What needs to be done:
Take every line containing "Configuration" out of the records.

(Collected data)
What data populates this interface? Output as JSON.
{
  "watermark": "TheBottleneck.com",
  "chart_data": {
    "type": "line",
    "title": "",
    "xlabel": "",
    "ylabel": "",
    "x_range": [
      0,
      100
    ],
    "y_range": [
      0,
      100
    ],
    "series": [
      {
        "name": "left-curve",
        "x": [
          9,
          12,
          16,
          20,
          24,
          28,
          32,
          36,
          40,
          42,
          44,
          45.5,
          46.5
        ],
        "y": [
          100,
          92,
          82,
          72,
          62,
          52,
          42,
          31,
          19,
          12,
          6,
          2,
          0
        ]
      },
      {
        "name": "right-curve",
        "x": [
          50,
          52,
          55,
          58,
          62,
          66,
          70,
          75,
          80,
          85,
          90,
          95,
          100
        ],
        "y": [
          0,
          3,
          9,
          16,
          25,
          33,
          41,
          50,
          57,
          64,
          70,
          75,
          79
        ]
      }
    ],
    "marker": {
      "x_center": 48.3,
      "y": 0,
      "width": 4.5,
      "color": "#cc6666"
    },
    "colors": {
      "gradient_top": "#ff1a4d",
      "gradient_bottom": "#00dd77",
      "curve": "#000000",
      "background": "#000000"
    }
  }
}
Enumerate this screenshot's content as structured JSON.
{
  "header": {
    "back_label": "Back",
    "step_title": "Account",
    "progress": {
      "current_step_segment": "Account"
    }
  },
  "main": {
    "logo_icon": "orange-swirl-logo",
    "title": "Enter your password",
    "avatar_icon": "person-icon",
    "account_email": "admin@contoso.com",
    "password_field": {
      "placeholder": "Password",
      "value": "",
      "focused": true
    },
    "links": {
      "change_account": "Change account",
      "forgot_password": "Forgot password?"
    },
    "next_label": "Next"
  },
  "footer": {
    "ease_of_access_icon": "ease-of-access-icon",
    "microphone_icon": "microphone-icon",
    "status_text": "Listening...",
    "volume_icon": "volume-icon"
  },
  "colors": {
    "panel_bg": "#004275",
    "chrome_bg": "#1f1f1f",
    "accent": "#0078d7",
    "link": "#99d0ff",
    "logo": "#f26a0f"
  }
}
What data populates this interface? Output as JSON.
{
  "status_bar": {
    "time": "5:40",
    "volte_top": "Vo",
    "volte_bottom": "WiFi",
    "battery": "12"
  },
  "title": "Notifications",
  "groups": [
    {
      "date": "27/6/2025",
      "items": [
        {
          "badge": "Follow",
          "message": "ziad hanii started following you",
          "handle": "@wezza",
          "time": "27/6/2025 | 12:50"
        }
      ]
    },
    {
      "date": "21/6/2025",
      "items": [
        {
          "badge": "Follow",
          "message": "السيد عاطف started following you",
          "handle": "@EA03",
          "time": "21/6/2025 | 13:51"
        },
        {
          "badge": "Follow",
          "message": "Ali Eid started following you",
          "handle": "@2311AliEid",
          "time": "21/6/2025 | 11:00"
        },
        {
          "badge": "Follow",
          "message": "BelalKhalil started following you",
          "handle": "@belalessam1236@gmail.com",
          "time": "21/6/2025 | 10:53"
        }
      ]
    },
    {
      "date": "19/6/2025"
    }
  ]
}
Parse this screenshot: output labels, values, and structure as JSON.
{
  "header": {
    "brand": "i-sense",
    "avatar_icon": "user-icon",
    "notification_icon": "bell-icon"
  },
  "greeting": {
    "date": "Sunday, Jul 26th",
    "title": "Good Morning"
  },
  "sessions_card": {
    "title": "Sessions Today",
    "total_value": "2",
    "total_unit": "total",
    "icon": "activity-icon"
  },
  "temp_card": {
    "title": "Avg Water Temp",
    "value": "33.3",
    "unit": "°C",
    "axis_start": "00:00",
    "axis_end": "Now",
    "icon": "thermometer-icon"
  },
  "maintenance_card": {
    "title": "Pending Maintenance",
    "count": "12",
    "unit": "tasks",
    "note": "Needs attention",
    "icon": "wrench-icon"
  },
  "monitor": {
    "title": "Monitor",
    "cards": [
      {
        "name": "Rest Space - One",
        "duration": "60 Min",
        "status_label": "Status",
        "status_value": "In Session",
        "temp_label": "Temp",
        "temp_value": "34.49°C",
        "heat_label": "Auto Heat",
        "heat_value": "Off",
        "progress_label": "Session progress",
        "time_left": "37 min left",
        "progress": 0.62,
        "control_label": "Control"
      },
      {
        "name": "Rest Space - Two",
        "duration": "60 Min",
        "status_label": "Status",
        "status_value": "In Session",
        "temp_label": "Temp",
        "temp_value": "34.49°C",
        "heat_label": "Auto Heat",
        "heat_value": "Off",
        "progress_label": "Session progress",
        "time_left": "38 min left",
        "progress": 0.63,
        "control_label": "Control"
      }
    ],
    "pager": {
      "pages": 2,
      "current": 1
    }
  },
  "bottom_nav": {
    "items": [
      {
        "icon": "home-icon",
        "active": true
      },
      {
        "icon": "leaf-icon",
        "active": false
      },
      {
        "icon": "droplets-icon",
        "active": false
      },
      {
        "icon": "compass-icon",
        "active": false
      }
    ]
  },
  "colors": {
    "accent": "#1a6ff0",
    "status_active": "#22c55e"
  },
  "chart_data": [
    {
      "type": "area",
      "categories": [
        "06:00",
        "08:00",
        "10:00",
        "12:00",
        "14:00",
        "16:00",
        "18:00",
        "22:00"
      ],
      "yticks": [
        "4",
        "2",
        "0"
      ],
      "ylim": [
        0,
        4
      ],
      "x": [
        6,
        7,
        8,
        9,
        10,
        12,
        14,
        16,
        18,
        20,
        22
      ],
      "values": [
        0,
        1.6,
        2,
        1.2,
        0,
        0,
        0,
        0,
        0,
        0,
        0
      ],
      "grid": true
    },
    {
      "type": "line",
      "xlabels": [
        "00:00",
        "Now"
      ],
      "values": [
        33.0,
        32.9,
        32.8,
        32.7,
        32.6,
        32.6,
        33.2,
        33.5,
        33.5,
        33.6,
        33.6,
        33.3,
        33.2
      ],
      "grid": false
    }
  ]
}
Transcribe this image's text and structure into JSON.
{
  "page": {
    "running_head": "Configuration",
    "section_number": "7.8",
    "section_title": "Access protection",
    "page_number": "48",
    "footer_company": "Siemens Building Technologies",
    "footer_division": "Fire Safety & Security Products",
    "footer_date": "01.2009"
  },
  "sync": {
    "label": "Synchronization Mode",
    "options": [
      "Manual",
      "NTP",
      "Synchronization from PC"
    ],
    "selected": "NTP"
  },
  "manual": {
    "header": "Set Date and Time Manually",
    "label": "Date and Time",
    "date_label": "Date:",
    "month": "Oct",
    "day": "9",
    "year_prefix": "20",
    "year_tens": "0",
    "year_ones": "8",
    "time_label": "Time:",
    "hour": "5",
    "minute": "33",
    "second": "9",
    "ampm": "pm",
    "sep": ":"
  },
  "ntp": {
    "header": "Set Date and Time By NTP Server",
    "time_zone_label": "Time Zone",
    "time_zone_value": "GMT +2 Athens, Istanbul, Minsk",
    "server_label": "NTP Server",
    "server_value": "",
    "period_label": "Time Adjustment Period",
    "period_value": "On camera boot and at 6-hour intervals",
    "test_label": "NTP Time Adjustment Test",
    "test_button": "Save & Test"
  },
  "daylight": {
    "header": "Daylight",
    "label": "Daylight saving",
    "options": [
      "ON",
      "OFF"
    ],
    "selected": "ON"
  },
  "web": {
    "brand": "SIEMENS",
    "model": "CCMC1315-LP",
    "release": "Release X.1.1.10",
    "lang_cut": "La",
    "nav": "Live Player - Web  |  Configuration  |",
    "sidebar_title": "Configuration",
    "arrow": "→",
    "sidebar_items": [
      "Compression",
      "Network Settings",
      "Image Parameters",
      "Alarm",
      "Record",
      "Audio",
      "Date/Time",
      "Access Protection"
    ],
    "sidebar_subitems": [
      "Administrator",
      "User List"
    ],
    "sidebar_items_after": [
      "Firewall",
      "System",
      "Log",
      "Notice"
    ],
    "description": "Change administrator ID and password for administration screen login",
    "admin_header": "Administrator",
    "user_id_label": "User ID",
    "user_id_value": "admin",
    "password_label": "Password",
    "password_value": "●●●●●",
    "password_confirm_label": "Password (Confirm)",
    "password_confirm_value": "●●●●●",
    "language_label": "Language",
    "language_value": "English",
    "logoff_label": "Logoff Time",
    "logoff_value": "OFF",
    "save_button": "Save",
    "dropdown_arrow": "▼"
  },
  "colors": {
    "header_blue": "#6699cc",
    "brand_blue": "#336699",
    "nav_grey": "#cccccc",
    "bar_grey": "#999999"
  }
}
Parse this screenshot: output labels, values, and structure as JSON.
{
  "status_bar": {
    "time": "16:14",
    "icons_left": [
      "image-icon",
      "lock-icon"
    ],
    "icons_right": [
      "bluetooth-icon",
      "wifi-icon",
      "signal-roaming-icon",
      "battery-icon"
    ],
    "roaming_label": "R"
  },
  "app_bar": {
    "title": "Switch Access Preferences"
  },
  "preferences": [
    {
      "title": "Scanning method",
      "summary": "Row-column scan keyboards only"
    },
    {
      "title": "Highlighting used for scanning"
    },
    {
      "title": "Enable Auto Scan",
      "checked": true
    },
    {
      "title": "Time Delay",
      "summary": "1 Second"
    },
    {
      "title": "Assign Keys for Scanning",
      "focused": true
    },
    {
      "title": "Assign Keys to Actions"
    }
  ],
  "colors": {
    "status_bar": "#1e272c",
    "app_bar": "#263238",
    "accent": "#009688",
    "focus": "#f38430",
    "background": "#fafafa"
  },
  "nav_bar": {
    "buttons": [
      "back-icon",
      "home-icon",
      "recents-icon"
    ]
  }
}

Exercise answer:
    "running_head": "Configuration",
    "nav": "Live Player - Web  |  Configuration  |",
    "sidebar_title": "Configuration",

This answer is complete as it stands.